::: Supplied records :::

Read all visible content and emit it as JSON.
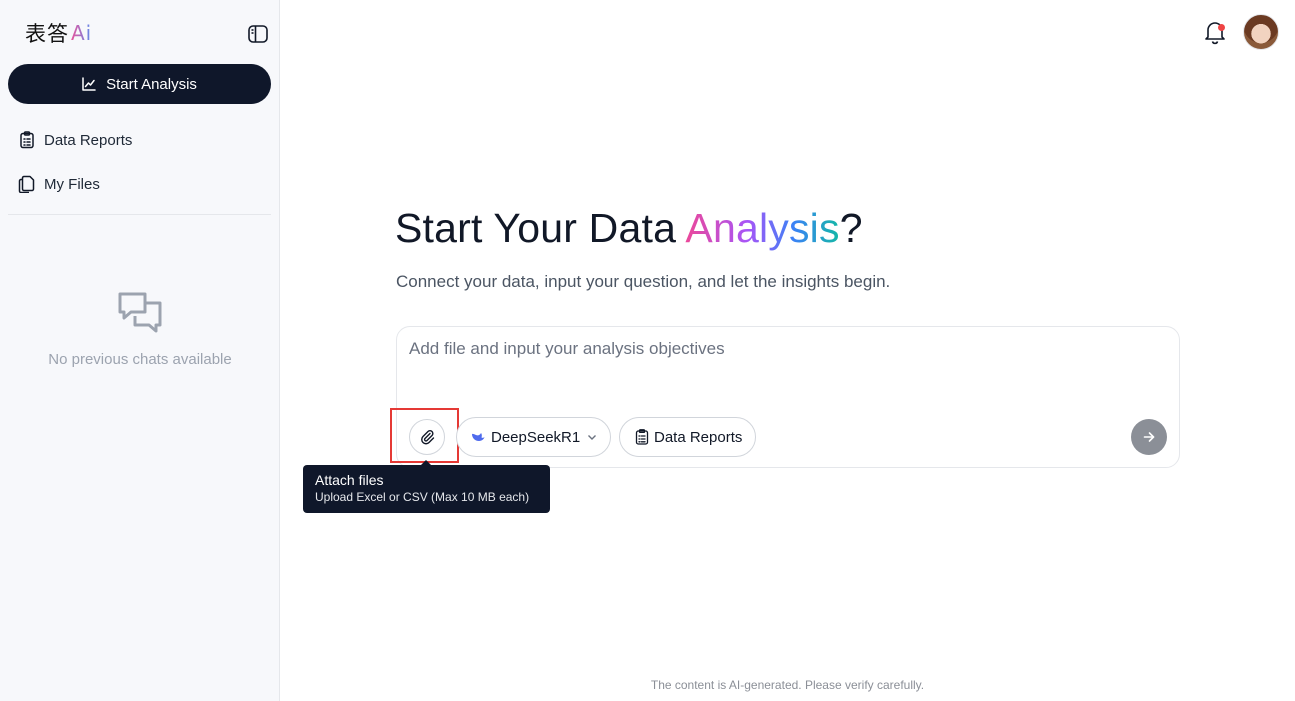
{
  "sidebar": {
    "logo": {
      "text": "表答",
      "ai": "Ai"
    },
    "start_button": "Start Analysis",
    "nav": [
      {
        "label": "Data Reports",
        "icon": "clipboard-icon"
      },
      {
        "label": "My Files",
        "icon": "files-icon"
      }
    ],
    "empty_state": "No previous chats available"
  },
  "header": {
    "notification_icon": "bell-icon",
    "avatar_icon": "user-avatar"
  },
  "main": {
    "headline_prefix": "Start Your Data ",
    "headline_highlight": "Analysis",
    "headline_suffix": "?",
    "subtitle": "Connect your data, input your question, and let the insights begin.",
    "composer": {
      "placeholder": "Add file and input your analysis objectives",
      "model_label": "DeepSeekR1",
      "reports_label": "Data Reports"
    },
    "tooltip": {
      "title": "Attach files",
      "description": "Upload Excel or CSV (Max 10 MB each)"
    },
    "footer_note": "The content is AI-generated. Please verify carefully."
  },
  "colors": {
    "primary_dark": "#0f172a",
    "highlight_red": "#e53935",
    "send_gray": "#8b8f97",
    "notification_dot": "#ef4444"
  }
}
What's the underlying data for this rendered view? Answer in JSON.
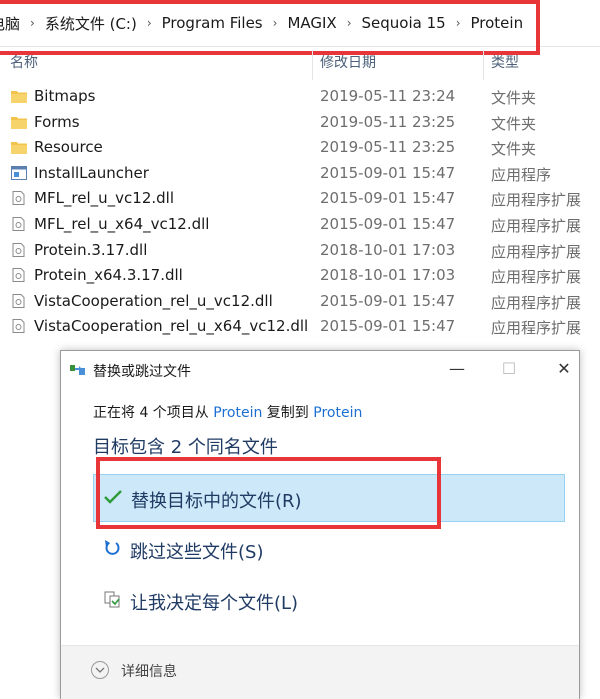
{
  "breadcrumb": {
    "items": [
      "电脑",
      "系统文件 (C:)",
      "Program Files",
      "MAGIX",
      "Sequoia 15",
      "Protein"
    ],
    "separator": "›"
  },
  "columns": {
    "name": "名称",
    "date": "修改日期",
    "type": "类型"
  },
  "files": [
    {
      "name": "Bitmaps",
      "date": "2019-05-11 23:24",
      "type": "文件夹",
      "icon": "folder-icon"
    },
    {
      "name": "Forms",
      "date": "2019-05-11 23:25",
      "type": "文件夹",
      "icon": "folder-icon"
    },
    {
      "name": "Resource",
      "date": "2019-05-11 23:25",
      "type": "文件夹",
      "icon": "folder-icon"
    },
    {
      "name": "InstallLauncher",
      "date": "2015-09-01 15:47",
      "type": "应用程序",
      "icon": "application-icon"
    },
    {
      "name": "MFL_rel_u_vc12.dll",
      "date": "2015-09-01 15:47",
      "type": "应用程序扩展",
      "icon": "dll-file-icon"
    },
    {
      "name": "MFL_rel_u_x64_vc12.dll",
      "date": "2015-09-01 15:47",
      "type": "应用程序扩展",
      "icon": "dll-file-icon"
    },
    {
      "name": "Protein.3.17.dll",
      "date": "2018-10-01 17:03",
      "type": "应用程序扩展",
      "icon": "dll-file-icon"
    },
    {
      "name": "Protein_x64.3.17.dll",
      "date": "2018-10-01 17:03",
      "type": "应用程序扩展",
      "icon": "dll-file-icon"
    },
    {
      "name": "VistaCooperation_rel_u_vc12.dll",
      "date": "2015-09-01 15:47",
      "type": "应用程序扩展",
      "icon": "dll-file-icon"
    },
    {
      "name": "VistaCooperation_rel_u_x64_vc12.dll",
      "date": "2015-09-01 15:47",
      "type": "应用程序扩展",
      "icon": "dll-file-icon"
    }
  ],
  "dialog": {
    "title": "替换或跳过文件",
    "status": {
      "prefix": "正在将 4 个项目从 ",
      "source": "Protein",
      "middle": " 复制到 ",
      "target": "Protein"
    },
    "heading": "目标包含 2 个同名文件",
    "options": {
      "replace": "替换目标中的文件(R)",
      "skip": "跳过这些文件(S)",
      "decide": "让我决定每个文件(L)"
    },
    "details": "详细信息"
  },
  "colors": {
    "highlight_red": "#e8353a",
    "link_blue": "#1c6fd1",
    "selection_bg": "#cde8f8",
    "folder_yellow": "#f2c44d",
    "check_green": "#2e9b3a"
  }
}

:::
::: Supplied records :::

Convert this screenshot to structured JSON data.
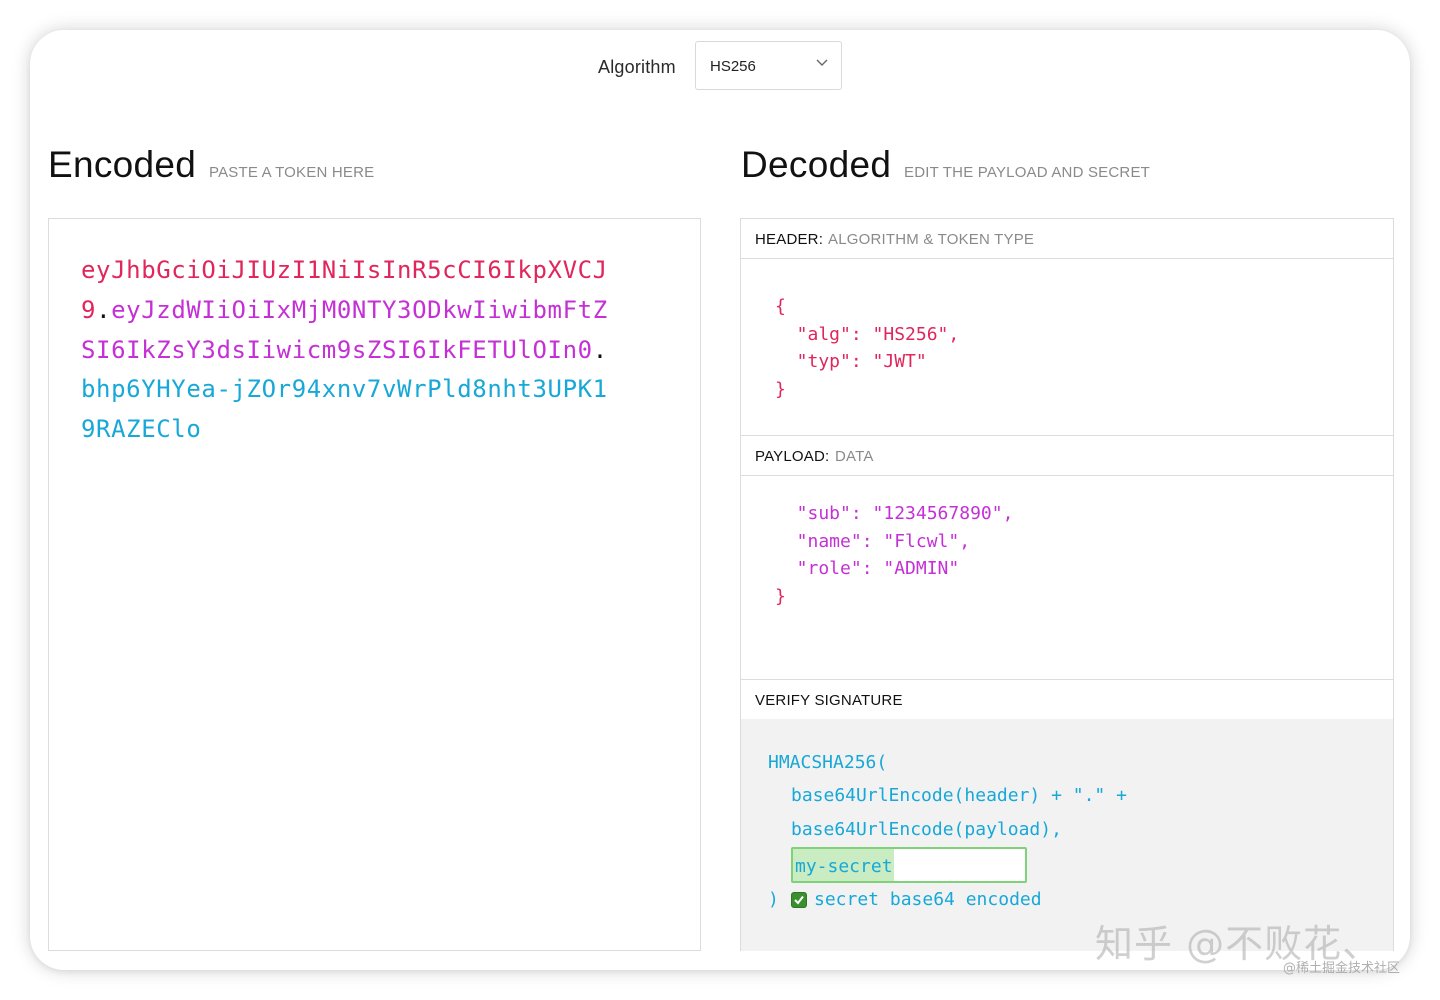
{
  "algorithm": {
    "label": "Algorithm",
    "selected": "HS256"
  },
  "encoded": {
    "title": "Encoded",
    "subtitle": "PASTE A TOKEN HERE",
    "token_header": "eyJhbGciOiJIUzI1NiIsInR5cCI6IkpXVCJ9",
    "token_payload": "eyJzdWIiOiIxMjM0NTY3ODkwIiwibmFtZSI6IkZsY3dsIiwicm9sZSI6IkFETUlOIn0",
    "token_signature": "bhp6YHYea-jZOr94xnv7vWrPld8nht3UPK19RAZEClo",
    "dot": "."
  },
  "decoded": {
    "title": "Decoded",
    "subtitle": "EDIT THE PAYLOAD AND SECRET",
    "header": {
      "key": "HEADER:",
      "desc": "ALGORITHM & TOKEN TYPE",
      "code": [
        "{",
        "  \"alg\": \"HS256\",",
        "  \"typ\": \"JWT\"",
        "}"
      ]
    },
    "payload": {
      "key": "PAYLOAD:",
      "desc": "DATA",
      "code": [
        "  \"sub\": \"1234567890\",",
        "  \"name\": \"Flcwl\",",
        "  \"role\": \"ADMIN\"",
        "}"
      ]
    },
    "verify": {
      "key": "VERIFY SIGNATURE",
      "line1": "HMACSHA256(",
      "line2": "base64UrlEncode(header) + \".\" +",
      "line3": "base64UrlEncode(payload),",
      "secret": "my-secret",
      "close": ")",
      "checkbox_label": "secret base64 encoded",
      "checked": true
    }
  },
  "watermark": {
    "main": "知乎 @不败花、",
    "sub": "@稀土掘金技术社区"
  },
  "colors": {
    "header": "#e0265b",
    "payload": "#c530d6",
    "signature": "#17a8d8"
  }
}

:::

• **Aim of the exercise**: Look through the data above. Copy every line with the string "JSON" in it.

• **Task output**:
Read all visible content and emit it as JSON.
What's the underlying data for this rendered view? Answer in JSON.
Convert this screenshot to structured JSON data.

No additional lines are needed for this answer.